The NFL playoffs are as compelling a drama as there is in professional sports and it is not hard to understand why. The single-elimination tournament nature of the playoffs is unique to the NFL among the four major professional sports.
Players and coaches alike take their games to another level and the games take on new meaning: win or go home. Here are four reasons why the playoffs are so much different than the regular season.
• The intensity. This amped-up engergy is seen throughout the week of practice and into the game. The focus seems greater. The walk-thrus and practices are crisper. Any joking around that might have occurred toward the end of the regular season has vanished. Players appear to arrive earlier and stay later as they watch more film to prepare for the next opponent. More guys receive extra treatment and sit in the cold tub after practice to make sure their body is as healthy and as fresh as possible.
Increased intensity is also seen in certain ways during the game. Guys might take some borderline shots on other players that they might not take in the regular season. During the regular season there is an unwritten code of ethics regarding certain blocks or techniques that most players follow. In the playoffs, that code no longer exists.
Offensive linemen are much more likely to be seen working downfield finishing blocks until the whistle blows. Though there are players, such as San Diego Chargers guard Kris Dielman, who are known for this throughout the regular season. Many others will develop Dielman-like tendencies during the playoffs when a trip to the Super Bowl is on the line.
Wide receivers like New England's Wes Welker are more likely to finish their efforts downfield by cut blocking a safety or cornerback, a move often frowned upon by skill-position players. Players realize what is at stake and no longer seem interested in unwritten rules. They are playing for keeps.
• The vets lead and the rookies follow. On one hand, you have the guys that are making either their first trip to the playoffs -- or first in a while -- and realize how fortunate they are to be in this situation. Team leaders like Nick Barnett of the Packers are cognizant of the fact that many Pro Bowl players, such as the Eagles' Takeo Spikes and the Bills' Aaron Schobel, can have long successful careers yet never make the playoffs.
On the other hand, you have veterans like the Patriots' Tedy Bruschi and the Colts' Jeff Saturday, who are frequently in the playoffs and are aware there is a very small window in which they can achieve their lifelong glory and cement their legacy. Veterans who have been there before and realize how special it is try to convey that to the younger players.
During my time in the playoffs with the Patriots in 2005, Willie McGinest removed all board games that players typically played during their free time in between meetings or over the lunch break. His message was obvious: It is time to get serious and ratchet it up a notch.

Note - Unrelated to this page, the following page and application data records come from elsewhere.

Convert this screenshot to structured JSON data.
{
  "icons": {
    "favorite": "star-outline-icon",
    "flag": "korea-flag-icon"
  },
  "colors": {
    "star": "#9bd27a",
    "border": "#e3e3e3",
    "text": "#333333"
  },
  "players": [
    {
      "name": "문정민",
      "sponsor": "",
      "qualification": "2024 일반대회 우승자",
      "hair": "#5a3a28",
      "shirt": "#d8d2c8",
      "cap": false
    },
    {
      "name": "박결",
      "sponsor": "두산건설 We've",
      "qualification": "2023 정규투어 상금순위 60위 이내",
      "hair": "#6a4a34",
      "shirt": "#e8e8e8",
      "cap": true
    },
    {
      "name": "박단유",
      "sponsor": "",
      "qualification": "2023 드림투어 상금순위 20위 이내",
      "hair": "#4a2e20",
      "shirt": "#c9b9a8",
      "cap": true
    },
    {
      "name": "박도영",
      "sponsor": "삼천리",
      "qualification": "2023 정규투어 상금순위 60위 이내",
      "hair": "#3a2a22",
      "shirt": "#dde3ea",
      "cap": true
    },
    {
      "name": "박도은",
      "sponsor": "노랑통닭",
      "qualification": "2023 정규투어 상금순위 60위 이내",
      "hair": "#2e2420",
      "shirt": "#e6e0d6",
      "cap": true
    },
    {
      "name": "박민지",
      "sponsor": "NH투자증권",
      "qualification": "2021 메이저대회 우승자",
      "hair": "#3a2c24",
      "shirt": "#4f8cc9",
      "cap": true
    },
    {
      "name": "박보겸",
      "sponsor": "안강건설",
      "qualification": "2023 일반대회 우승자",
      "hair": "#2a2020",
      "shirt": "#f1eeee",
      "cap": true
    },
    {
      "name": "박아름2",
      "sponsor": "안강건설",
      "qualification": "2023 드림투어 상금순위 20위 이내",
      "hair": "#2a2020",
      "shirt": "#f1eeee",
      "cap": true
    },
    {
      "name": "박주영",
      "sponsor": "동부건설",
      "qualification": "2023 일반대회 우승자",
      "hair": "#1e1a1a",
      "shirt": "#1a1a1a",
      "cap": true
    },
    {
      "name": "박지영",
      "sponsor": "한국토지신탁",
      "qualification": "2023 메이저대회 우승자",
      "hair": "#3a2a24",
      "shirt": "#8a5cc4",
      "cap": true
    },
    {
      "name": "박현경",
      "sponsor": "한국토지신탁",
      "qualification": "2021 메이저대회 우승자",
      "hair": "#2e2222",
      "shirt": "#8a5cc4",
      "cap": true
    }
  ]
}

The vets refuse to allow younger players to take this time for granted and expect them to ratchet up their preparation and focus throughout the week while dismissing any thoughts they may have about the length of the season or the dreaded rookie wall. Saturday must get this message across to the many Colts' rookies like Tony Ugoh, Ed Johnson and Anthony Gonzalez, whose performance is critical in Indy's quest to repeat as champions.
• Primetime performers. Certain players have a unique quality to play their best when the stakes are the highest. Joe Montana always seemed to have a knack for making the big play just when the 49ers needed it during their dynastic run in the '80s.
Tom Brady and Adam Vinatieri each have the innate ability to block out the distractions and hoopla during the playoffs and concentrate on the task at hand. Players like these come through so often when it matters most that they earn the reputation of being clutch performers.
What makes certain players excel while others falter in these situations is anyone's guess. The playoffs are an opportunity to witness firsthand whether young quarterbacks like Tony Romo and Philip Rivers will perform like studs or duds when the pressure is on.
• It is about the ring, not the money. One of the reasons the playoffs are so intriguing is that the players are truly playing for the chance to call themselves a champion. Oftentimes while players are in contract disputes they will talk about how it is "not about the money." Quite often it is indeed all about the money.
An interesting component of the playoffs is that it truly is not about the money at this point. Though the players do get paid throughout the playoffs, it is often a fraction of what they earn during the regular season.
The financial implications no longer matter at this point. The opportunity to win a Super Bowl trumps any thought of material gain and is one of the reasons why the playoffs are so special.